BSIMM keeps getting bigger and, says its founders -- much better.
The Building Security in Maturity Model, a set of best security practices developed by analyzing real-world data, is now in its fourth iteration. It includes real-world data from 51 firms with active software security initiatives, and creates a framework based on common areas of success.
That is up from a modest beginning of nine initiatives in 2009, when Gary McGraw, CTO of Cigital, launched BSIMM with Cigital colleague Sammy Migues, and Brian Chess of Fortify.
"BSIMM4 encompasses 10 times the measurement data of the original 2009 study [95 distinct measurements,]" said a press release from Cigital yesterday, announcing the latest BSIMM release.
BSIMM is designed to save software developers both headaches and money by building security into their products from the start, instead of trying to bolt it on later.
As McGraw has said in the past, BSIMM is not a set of instructions. "It is a descriptive model, not prescriptive. It doesn't tell you what you should do. It tells you what other people are already doing."
[See Bill Brenner's post in Salted Hash on BSIMM4's launch]
That, he said, is why the vast increase in initiatives and data is so valuable. The variety of enterprises also adds to the diversity of what works in different industries.
The 51 firms are in "financial services (19), independent software vendors (19), technology firms (13), cloud (13), media (4), security (3), telecommunications (3), insurance (2), energy (2), retail (2) and healthcare (1)," Cigital says.
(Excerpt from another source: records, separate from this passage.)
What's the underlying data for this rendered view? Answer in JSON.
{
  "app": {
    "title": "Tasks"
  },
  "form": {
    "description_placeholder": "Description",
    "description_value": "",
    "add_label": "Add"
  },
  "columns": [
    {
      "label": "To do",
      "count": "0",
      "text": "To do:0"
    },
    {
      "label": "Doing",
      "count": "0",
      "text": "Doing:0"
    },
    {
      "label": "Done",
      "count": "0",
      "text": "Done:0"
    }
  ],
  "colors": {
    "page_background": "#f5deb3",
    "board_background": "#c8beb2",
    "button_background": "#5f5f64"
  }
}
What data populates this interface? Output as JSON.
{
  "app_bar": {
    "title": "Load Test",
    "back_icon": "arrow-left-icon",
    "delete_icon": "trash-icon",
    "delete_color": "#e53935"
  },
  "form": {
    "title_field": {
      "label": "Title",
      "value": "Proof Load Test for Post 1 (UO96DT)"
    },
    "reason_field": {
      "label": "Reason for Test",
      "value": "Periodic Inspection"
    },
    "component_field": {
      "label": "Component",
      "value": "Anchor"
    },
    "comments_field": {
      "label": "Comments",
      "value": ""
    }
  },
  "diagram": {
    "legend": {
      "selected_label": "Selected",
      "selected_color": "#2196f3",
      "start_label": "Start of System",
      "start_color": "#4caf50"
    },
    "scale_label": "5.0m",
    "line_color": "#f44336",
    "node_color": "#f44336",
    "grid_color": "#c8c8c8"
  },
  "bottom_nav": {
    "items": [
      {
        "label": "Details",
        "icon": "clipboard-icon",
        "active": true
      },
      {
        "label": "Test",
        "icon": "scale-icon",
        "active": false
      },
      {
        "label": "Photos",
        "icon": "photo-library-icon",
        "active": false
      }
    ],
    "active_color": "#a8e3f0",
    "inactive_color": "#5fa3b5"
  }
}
BSIMM breaks down what the various firms are doing into a list of 111 specific activities, about 30 of which are common to more than two thirds of the participants. "We're not saying you (developers) should do them all," McGraw said. "But it lets you see what has already worked."
McGraw told CSO Online that one of the most important elements of the new release is two new activities, which pushes the total from 109 to 111. They are "simulate software crisis" and "automate malicious code detection."
"We only add to the model if we see them in multiple places," McGraw said. "And the reaction of the BSIMM community has been 'Wow -- cool, those are great ideas.' So you can really see the power of the community."
Indeed, this is an otherwise unlikely community, since it features cooperation among enterprises that are frequently fierce competitors, but have common interests when it comes to security from attacks that could compromise proprietary information and the personal information of customers.
The current BSIMM model is broken into 12 categories software makers can follow. They include strategy and metrics; compliance and policy; training; attack models; security features and design; standards and requirements; architecture analysis; code review; security testing; penetration testing; software environment; and configuration and vulnerability management.
The BSIMM community has some of the largest enterprises in the nation, including Adobe, Bank of America, Capital One, EMC, F-Secure, Fannie Mae, Fidelity, Google, Intel, Intuit, JPMorgan Chase & Co., Microsoft, Nokia, QUALCOMM, Rackspace, Salesforce, Sallie Mae, SAP, Scripps Networks, Sony Mobile, Symantec, Telecom, Vanguard, Visa and Wells Fargo.
McGraw said he believes the organization is poised to increase its membership rapidly now. "We've reached a critical mass," he said, "where companies are clamoring to get in."
Member benefits include a private mailing list and an annual conference, set for November this year, where representatives gather together in an off-the-record forum to discuss day-to-day administration of software security initiatives.
But an enterprise does not have to be a member to benefit -- the BSIMM4 study is free under a Creative Commons license